=== Try it ===
Look through the data below and, wherever a line carries the word "JSON", please copy that line.

=== Material shown ===
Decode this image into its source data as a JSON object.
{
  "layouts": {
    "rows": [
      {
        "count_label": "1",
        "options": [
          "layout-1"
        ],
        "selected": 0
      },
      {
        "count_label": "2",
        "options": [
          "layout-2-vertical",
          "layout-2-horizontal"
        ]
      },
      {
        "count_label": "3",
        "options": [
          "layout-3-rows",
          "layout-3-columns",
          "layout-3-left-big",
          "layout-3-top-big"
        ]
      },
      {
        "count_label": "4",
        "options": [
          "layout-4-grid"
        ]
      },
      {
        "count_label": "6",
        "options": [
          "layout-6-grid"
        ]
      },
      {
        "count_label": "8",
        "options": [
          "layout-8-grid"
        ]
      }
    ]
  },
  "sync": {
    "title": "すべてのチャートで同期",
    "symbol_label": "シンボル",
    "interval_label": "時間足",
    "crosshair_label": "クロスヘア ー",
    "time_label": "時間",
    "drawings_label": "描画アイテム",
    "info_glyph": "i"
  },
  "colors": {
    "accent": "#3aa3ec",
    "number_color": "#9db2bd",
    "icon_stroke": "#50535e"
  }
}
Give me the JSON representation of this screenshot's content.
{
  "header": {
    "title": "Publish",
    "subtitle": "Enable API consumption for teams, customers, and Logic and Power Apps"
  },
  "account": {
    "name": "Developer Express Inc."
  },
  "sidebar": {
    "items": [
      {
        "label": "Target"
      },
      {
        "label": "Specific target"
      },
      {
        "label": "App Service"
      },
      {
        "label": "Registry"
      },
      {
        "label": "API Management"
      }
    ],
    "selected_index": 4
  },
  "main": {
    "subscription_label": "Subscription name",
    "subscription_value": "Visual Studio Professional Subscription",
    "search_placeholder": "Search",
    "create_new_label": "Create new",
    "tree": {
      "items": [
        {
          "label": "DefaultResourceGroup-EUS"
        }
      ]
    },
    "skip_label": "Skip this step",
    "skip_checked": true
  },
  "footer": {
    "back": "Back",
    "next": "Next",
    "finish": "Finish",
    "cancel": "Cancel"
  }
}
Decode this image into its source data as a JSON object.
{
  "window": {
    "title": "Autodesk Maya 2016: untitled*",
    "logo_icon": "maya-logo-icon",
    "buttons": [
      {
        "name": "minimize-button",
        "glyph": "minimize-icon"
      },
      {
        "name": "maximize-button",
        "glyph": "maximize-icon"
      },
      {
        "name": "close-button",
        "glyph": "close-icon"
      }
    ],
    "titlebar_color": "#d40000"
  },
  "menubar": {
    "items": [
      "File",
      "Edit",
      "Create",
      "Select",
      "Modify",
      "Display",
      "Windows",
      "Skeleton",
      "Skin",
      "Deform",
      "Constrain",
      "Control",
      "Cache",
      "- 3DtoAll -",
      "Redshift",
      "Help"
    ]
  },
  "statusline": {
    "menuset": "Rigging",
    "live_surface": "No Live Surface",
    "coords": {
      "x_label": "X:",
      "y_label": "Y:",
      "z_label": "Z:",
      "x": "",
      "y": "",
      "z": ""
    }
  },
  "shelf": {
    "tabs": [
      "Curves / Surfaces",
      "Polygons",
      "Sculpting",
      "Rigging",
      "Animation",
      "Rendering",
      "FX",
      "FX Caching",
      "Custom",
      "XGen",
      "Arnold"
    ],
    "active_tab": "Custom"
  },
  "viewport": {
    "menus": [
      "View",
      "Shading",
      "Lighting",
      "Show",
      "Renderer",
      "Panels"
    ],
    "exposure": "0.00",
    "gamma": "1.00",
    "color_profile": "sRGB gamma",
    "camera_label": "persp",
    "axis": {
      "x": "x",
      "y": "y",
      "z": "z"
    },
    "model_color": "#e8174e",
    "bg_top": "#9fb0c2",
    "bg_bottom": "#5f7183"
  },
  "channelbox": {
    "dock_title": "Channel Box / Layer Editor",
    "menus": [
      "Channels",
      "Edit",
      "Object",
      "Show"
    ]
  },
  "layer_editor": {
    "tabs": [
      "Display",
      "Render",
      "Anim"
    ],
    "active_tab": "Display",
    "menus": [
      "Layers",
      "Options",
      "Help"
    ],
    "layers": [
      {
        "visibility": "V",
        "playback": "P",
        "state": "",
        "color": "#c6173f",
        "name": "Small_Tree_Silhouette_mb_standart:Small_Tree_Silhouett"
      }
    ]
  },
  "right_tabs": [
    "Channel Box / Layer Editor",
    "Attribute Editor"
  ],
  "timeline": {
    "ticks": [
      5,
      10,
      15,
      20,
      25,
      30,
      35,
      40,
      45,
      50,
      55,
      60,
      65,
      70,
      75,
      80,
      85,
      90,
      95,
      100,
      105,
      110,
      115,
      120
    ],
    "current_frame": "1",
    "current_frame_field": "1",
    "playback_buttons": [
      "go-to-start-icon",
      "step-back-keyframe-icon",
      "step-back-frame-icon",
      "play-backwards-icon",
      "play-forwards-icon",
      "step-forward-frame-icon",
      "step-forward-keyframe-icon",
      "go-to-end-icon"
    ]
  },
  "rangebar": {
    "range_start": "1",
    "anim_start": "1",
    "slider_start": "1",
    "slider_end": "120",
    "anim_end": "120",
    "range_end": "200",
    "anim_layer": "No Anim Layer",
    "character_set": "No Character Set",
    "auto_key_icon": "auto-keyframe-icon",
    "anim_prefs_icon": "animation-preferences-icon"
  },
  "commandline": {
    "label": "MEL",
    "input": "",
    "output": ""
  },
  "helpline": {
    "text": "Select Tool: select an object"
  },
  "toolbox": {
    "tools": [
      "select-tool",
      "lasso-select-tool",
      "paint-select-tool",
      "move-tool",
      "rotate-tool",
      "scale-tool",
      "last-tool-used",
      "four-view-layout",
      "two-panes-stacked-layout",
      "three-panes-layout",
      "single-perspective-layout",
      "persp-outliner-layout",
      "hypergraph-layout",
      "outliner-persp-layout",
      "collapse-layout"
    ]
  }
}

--

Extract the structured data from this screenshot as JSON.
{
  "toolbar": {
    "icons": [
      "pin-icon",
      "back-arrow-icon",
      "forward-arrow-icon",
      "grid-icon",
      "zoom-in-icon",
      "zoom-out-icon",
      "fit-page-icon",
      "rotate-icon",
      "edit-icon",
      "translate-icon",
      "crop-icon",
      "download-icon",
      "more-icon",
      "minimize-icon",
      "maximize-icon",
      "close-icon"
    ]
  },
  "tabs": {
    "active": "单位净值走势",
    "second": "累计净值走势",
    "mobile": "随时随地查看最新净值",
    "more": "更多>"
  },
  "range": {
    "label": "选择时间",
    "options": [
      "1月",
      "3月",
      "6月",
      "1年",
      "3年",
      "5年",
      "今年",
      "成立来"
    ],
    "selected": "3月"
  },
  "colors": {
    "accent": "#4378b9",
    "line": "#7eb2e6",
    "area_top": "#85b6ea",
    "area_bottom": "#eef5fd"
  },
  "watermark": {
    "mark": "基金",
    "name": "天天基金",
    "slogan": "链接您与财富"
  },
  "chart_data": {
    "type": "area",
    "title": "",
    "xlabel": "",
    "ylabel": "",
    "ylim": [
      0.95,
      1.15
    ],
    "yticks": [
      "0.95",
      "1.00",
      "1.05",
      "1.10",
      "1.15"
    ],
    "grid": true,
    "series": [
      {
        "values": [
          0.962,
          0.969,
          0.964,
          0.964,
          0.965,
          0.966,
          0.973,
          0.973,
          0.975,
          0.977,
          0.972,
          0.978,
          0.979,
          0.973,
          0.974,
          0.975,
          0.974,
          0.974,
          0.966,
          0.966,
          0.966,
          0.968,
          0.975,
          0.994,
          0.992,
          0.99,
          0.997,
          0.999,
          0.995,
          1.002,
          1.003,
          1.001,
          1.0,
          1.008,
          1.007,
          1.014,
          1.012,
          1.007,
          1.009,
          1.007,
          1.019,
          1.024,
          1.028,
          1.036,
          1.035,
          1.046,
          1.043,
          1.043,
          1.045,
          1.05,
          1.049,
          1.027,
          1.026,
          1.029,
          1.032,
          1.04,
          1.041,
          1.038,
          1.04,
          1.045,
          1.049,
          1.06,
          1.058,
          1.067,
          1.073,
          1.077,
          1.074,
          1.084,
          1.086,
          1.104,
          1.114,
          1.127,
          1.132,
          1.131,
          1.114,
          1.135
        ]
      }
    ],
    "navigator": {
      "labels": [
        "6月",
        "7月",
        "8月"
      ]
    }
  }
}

=== Solved problem ===
Decode this image into its source data as a JSON object.
Give me the JSON representation of this screenshot's content.
Decode this image into its source data as a JSON object.
Extract the structured data from this screenshot as JSON.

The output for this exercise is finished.